Following the merger of De Rigo with REM in 2016, VCPN met with the newly merged companies’ two principals, Massimo De Rigo and Mike Hundert. Hundert is CEO and chief creative officer at De Rigo REM. After graduating from the University of Colorado, he directed the men’s professional ski racing tour before joining the family business at REM. Hundert also serves as a board member and vice chairman of The Vision Council as well as a chairman of the Vision Expo Show committee. Massimo De Rigo is responsible for the design and operations, and he reports to the president and CEO Ennio De Rigo. After his law degree, he worked in the company’s foreign subsidiaries. In 1996 he joined the company’s headquarters in Longarone.
JOHN SAILER: What is the strategy behind the merger?
MASSIMO De RIGO: For many years our presence in the U.S. was small, but my family’s strategy is we don’t do things unless we are convinced. We finally found the right company when we got to know REM. The merger is part of De Rigo Vision’s strategic plan for international expansion where the U.S. represents the biggest market in the world.
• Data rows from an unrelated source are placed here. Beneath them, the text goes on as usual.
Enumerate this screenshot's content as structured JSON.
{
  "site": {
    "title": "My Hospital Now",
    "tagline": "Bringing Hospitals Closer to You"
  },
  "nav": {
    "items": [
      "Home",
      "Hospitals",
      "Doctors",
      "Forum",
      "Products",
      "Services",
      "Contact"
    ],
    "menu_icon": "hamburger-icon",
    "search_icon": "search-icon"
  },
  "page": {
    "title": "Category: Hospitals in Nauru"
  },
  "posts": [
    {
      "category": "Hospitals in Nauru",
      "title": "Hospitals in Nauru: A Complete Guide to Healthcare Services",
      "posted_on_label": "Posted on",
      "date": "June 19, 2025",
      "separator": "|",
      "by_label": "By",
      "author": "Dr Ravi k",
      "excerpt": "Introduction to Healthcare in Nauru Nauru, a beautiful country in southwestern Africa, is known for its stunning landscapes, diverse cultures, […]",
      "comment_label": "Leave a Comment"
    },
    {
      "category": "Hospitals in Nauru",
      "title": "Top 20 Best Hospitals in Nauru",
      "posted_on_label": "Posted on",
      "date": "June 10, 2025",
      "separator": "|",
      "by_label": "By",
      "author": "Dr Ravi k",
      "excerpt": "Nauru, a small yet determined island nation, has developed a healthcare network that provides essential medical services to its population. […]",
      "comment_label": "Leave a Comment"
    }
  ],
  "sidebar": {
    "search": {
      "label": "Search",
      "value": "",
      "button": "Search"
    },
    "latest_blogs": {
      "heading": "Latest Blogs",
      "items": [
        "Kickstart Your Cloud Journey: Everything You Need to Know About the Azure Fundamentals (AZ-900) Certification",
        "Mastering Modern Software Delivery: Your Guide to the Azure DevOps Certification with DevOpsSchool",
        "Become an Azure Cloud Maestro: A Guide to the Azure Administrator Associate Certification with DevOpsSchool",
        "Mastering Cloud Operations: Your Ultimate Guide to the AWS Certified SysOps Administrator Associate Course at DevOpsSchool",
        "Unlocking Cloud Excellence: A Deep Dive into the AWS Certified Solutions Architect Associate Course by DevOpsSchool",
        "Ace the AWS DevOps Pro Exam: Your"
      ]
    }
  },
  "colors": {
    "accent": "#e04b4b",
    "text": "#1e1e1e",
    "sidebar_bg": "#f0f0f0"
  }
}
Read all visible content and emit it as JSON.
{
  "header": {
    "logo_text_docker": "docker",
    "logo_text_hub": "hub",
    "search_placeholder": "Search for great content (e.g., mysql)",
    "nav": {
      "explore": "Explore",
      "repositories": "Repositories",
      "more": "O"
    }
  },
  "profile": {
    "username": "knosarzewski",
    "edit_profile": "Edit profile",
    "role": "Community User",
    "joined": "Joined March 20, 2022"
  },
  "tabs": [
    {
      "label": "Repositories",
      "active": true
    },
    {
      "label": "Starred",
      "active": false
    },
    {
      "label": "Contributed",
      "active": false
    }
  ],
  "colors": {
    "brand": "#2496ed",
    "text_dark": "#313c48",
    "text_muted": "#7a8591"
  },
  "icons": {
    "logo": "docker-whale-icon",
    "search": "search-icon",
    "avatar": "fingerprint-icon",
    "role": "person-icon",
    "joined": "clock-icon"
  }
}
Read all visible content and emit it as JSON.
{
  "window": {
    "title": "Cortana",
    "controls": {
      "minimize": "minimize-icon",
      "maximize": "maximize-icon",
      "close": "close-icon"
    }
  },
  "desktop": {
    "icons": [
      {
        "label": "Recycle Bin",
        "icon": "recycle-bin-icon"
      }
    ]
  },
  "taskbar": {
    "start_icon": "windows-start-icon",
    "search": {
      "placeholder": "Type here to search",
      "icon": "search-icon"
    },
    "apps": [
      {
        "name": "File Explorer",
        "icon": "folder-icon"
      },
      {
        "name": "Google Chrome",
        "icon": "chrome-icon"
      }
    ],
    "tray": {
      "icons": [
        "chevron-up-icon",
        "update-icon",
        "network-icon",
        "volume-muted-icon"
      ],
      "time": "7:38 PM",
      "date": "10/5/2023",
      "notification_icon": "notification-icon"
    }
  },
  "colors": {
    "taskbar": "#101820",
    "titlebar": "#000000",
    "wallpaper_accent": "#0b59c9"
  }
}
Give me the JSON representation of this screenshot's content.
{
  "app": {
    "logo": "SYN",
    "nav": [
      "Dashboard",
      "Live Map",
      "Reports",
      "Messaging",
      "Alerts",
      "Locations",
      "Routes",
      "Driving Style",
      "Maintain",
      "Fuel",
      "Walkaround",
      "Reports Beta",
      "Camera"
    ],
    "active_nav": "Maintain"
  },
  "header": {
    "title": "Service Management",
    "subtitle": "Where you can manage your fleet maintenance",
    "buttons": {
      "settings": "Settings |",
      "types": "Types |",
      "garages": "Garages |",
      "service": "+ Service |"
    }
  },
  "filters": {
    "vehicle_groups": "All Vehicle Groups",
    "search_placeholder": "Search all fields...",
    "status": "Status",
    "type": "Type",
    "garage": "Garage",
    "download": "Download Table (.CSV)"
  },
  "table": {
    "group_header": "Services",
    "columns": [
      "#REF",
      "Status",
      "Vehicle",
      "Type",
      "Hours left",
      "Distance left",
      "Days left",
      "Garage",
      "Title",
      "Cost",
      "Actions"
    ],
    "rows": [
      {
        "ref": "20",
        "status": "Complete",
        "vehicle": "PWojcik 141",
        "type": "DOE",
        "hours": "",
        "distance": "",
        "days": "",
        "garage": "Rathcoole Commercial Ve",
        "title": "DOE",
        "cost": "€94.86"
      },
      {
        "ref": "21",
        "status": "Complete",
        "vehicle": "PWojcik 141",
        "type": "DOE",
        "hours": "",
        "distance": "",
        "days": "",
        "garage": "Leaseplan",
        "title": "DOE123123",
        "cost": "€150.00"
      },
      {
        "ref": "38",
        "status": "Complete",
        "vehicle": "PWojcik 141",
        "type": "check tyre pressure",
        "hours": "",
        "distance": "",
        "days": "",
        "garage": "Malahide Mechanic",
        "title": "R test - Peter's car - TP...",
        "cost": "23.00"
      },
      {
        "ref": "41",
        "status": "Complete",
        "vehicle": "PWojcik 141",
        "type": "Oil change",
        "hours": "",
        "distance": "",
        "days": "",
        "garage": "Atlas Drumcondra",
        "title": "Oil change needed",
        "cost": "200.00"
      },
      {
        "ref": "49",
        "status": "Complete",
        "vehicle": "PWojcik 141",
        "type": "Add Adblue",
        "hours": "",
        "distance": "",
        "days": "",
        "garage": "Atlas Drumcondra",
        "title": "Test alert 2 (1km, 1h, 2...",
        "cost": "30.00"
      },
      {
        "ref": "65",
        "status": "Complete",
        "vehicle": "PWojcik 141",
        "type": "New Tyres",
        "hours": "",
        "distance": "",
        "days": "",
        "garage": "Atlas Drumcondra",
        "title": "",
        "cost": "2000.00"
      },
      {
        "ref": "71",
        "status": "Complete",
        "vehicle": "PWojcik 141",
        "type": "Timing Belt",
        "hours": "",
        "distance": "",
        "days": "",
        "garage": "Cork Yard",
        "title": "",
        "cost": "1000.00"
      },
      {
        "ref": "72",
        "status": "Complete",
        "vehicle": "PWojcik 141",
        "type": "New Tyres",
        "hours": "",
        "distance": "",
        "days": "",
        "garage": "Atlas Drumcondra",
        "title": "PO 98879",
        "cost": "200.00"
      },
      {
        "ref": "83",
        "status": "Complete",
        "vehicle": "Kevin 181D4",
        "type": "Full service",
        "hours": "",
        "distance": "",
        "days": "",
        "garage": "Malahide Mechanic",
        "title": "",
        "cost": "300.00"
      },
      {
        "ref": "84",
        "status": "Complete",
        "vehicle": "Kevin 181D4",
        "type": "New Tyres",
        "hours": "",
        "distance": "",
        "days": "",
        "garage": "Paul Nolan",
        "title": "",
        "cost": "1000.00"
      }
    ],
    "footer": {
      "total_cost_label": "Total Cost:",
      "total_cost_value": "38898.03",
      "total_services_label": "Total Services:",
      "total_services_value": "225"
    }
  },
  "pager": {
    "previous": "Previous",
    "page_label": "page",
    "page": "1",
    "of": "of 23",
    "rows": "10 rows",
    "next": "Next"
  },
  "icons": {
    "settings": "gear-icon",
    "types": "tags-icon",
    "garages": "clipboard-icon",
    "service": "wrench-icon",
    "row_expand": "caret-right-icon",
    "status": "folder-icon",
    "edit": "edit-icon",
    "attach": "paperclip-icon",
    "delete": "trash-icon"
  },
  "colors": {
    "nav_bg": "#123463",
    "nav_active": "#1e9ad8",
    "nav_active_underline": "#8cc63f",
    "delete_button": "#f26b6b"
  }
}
SAILER: What has been the outcome of the merger?
De RIGO: The first step went extremely well because we decided to close in Miami and moved to L.A. within the first 45 days.
MIKE HUNDERT: We’re ahead of our marks because we prepared well. We are in alignment philosophically, values driven; our respect for people and devotion to customer service are well aligned, and that has made the implementation go smoothly.
Today, there is no bigger family business in eyewear. We are the fourth largest eyewear company in the world, and it’s family. We have different values than other companies or those owned by private equity. We treat people differently.
De RIGO: Another similarity is our culture of product. We are focused on product, design, colors, frames. We want to surprise our customers when we present our collections, to be different, and I think we do it.
HUNDERT: The product teams report directly to each of us, understanding that product is at the heart of every other function in the organization. You can have great customer service and inventory management, but if you don’t have great product, the rest is for nothing.
De RIGO: At De Rigo Vision, we are focused on product and continuously making investments in the design and product division to be even more competitive in international markets. Our headquarters in Italy is able to design and develop winning product lines that are diversified in terms of taste and style but with a common denominator made of creativity, quality and elegance. Heritage and Italian style, which is appreciated all over the world, represents a unique asset for us.
“Now that we have the entire world covered, we’re in a position to represent the biggest brands.” -Mike Hundert
HUNDERT: Our brand portfolio tripled overnight. As we introduce brands Chopard and Lanvin and Dunhill on the higher end to Police, Escada, Nina Ricci and others in the middle and premium tiers we’ll bring American influence to the collections. Then we’ll add things to the global collection that are most appropriate for the U.S. customer. That product development process takes time.
The foundation to which Massimo refers is going to be built to attract bigger and better global brands to our enterprise. Now that we have the entire world covered, we’re in a position to represent the biggest brands in the world.
SAILER: How will the merged company differ from the two companies that compose it, and what is going to stay the same?
HUNDERT: What stays the same is the mentality, the people. Every single person at REM kept their job in this merger. There is not a group of people being dispatched from Italy to impose the Italian way on the Americans. They respect the reputation and performance of REM and want to make sure that it’s retained and built upon.
What will change is the breadth of product and the resources that will be added to our company to allow us to do everything bigger and better than we did before.
This is so special because of the people. We’re talking two great family businesses that have great histories in this industry